- Your instructions -
Copy all of the data below exactly as it is given.

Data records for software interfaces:
━━━━━━

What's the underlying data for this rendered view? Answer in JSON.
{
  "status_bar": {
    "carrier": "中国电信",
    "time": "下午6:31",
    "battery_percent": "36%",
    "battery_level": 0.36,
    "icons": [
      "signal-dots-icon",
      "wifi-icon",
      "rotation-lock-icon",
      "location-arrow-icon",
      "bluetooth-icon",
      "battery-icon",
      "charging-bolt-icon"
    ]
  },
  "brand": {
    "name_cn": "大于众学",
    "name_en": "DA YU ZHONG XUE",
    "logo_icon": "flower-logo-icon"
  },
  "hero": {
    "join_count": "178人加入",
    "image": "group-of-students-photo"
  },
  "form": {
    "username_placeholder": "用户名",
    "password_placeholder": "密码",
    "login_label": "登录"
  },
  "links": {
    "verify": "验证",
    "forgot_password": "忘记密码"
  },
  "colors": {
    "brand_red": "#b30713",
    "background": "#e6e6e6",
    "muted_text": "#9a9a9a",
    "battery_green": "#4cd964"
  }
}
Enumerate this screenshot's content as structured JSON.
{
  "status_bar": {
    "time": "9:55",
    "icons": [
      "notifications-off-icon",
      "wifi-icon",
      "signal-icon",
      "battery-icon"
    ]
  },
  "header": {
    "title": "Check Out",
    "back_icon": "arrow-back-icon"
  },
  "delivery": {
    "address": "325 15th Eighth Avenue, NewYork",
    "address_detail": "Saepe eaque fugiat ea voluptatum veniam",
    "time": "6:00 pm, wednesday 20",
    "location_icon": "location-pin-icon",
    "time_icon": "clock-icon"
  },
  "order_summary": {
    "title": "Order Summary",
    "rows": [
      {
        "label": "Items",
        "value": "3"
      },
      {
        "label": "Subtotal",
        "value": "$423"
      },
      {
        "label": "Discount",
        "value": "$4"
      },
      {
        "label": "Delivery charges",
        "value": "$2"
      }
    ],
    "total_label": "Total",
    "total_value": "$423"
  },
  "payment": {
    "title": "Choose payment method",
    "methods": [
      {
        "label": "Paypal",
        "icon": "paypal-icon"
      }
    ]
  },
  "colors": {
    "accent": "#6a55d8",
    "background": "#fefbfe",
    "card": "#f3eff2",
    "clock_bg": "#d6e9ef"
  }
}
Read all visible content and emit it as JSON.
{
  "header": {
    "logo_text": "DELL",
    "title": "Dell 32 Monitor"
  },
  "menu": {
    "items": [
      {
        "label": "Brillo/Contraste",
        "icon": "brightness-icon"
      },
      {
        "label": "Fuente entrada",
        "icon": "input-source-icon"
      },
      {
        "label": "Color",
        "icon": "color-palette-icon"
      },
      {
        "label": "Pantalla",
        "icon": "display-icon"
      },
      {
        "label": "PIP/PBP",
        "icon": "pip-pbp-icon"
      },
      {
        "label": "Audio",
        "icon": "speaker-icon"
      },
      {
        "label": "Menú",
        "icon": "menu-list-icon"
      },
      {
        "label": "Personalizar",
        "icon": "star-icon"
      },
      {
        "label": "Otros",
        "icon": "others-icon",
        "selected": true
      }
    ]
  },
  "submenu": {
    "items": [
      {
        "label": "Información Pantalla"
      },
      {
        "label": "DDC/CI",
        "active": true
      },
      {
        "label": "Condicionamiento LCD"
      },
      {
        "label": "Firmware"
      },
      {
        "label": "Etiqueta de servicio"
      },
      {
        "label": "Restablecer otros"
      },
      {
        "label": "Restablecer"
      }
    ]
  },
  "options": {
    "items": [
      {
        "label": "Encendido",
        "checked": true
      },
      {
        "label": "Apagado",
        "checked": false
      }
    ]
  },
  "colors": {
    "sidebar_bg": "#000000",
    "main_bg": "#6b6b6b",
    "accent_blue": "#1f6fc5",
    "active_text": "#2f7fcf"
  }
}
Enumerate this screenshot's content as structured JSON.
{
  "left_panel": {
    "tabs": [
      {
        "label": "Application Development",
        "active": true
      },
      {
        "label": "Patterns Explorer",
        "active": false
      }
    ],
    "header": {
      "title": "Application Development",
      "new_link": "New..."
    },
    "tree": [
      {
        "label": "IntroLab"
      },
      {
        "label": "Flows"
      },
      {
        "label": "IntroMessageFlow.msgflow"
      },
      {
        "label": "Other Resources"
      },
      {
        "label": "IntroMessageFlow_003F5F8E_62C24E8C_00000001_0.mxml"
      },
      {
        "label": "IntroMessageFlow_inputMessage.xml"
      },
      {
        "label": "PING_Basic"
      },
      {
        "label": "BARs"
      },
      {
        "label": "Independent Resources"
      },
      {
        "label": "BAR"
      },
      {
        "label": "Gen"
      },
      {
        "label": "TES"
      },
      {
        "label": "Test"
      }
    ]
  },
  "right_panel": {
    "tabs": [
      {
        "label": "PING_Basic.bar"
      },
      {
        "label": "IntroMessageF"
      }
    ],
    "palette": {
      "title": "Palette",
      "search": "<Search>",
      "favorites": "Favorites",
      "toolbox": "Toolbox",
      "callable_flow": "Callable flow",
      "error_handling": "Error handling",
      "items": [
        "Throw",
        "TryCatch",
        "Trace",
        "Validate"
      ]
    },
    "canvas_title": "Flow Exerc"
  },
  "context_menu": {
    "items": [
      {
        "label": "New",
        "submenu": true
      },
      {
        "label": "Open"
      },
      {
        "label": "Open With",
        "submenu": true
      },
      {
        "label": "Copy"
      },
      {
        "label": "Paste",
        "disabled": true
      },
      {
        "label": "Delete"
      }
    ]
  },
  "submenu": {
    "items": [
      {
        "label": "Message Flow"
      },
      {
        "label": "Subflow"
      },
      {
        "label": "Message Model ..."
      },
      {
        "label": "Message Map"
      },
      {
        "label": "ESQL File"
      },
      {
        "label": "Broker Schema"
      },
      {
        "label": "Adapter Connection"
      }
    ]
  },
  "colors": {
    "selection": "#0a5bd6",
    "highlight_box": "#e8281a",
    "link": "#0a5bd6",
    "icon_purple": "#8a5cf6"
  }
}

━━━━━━

- Response to this task -
What's the underlying data for this rendered view? Answer in JSON.
{
  "status_bar": {
    "carrier": "中国电信",
    "time": "下午6:31",
    "battery_percent": "36%",
    "battery_level": 0.36,
    "icons": [
      "signal-dots-icon",
      "wifi-icon",
      "rotation-lock-icon",
      "location-arrow-icon",
      "bluetooth-icon",
      "battery-icon",
      "charging-bolt-icon"
    ]
  },
  "brand": {
    "name_cn": "大于众学",
    "name_en": "DA YU ZHONG XUE",
    "logo_icon": "flower-logo-icon"
  },
  "hero": {
    "join_count": "178人加入",
    "image": "group-of-students-photo"
  },
  "form": {
    "username_placeholder": "用户名",
    "password_placeholder": "密码",
    "login_label": "登录"
  },
  "links": {
    "verify": "验证",
    "forgot_password": "忘记密码"
  },
  "colors": {
    "brand_red": "#b30713",
    "background": "#e6e6e6",
    "muted_text": "#9a9a9a",
    "battery_green": "#4cd964"
  }
}
Enumerate this screenshot's content as structured JSON.
{
  "status_bar": {
    "time": "9:55",
    "icons": [
      "notifications-off-icon",
      "wifi-icon",
      "signal-icon",
      "battery-icon"
    ]
  },
  "header": {
    "title": "Check Out",
    "back_icon": "arrow-back-icon"
  },
  "delivery": {
    "address": "325 15th Eighth Avenue, NewYork",
    "address_detail": "Saepe eaque fugiat ea voluptatum veniam",
    "time": "6:00 pm, wednesday 20",
    "location_icon": "location-pin-icon",
    "time_icon": "clock-icon"
  },
  "order_summary": {
    "title": "Order Summary",
    "rows": [
      {
        "label": "Items",
        "value": "3"
      },
      {
        "label": "Subtotal",
        "value": "$423"
      },
      {
        "label": "Discount",
        "value": "$4"
      },
      {
        "label": "Delivery charges",
        "value": "$2"
      }
    ],
    "total_label": "Total",
    "total_value": "$423"
  },
  "payment": {
    "title": "Choose payment method",
    "methods": [
      {
        "label": "Paypal",
        "icon": "paypal-icon"
      }
    ]
  },
  "colors": {
    "accent": "#6a55d8",
    "background": "#fefbfe",
    "card": "#f3eff2",
    "clock_bg": "#d6e9ef"
  }
}
Read all visible content and emit it as JSON.
{
  "header": {
    "logo_text": "DELL",
    "title": "Dell 32 Monitor"
  },
  "menu": {
    "items": [
      {
        "label": "Brillo/Contraste",
        "icon": "brightness-icon"
      },
      {
        "label": "Fuente entrada",
        "icon": "input-source-icon"
      },
      {
        "label": "Color",
        "icon": "color-palette-icon"
      },
      {
        "label": "Pantalla",
        "icon": "display-icon"
      },
      {
        "label": "PIP/PBP",
        "icon": "pip-pbp-icon"
      },
      {
        "label": "Audio",
        "icon": "speaker-icon"
      },
      {
        "label": "Menú",
        "icon": "menu-list-icon"
      },
      {
        "label": "Personalizar",
        "icon": "star-icon"
      },
      {
        "label": "Otros",
        "icon": "others-icon",
        "selected": true
      }
    ]
  },
  "submenu": {
    "items": [
      {
        "label": "Información Pantalla"
      },
      {
        "label": "DDC/CI",
        "active": true
      },
      {
        "label": "Condicionamiento LCD"
      },
      {
        "label": "Firmware"
      },
      {
        "label": "Etiqueta de servicio"
      },
      {
        "label": "Restablecer otros"
      },
      {
        "label": "Restablecer"
      }
    ]
  },
  "options": {
    "items": [
      {
        "label": "Encendido",
        "checked": true
      },
      {
        "label": "Apagado",
        "checked": false
      }
    ]
  },
  "colors": {
    "sidebar_bg": "#000000",
    "main_bg": "#6b6b6b",
    "accent_blue": "#1f6fc5",
    "active_text": "#2f7fcf"
  }
}
Enumerate this screenshot's content as structured JSON.
{
  "left_panel": {
    "tabs": [
      {
        "label": "Application Development",
        "active": true
      },
      {
        "label": "Patterns Explorer",
        "active": false
      }
    ],
    "header": {
      "title": "Application Development",
      "new_link": "New..."
    },
    "tree": [
      {
        "label": "IntroLab"
      },
      {
        "label": "Flows"
      },
      {
        "label": "IntroMessageFlow.msgflow"
      },
      {
        "label": "Other Resources"
      },
      {
        "label": "IntroMessageFlow_003F5F8E_62C24E8C_00000001_0.mxml"
      },
      {
        "label": "IntroMessageFlow_inputMessage.xml"
      },
      {
        "label": "PING_Basic"
      },
      {
        "label": "BARs"
      },
      {
        "label": "Independent Resources"
      },
      {
        "label": "BAR"
      },
      {
        "label": "Gen"
      },
      {
        "label": "TES"
      },
      {
        "label": "Test"
      }
    ]
  },
  "right_panel": {
    "tabs": [
      {
        "label": "PING_Basic.bar"
      },
      {
        "label": "IntroMessageF"
      }
    ],
    "palette": {
      "title": "Palette",
      "search": "<Search>",
      "favorites": "Favorites",
      "toolbox": "Toolbox",
      "callable_flow": "Callable flow",
      "error_handling": "Error handling",
      "items": [
        "Throw",
        "TryCatch",
        "Trace",
        "Validate"
      ]
    },
    "canvas_title": "Flow Exerc"
  },
  "context_menu": {
    "items": [
      {
        "label": "New",
        "submenu": true
      },
      {
        "label": "Open"
      },
      {
        "label": "Open With",
        "submenu": true
      },
      {
        "label": "Copy"
      },
      {
        "label": "Paste",
        "disabled": true
      },
      {
        "label": "Delete"
      }
    ]
  },
  "submenu": {
    "items": [
      {
        "label": "Message Flow"
      },
      {
        "label": "Subflow"
      },
      {
        "label": "Message Model ..."
      },
      {
        "label": "Message Map"
      },
      {
        "label": "ESQL File"
      },
      {
        "label": "Broker Schema"
      },
      {
        "label": "Adapter Connection"
      }
    ]
  },
  "colors": {
    "selection": "#0a5bd6",
    "highlight_box": "#e8281a",
    "link": "#0a5bd6",
    "icon_purple": "#8a5cf6"
  }
}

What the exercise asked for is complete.